▶ [ACTION ITEM]
Output the material exactly, keeping every line intact.
*** Opening RECORDS PROVIDED ***
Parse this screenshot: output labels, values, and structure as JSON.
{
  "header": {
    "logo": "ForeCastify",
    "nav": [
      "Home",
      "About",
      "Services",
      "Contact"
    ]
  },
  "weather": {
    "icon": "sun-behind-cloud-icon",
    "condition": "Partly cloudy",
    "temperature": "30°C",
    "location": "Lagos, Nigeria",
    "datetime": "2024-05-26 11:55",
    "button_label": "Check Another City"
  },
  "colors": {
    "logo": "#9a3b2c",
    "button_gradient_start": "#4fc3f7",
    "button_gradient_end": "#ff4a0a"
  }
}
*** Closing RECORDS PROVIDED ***
▶ [RESPONSE]
Parse this screenshot: output labels, values, and structure as JSON.
{
  "header": {
    "logo": "ForeCastify",
    "nav": [
      "Home",
      "About",
      "Services",
      "Contact"
    ]
  },
  "weather": {
    "icon": "sun-behind-cloud-icon",
    "condition": "Partly cloudy",
    "temperature": "30°C",
    "location": "Lagos, Nigeria",
    "datetime": "2024-05-26 11:55",
    "button_label": "Check Another City"
  },
  "colors": {
    "logo": "#9a3b2c",
    "button_gradient_start": "#4fc3f7",
    "button_gradient_end": "#ff4a0a"
  }
}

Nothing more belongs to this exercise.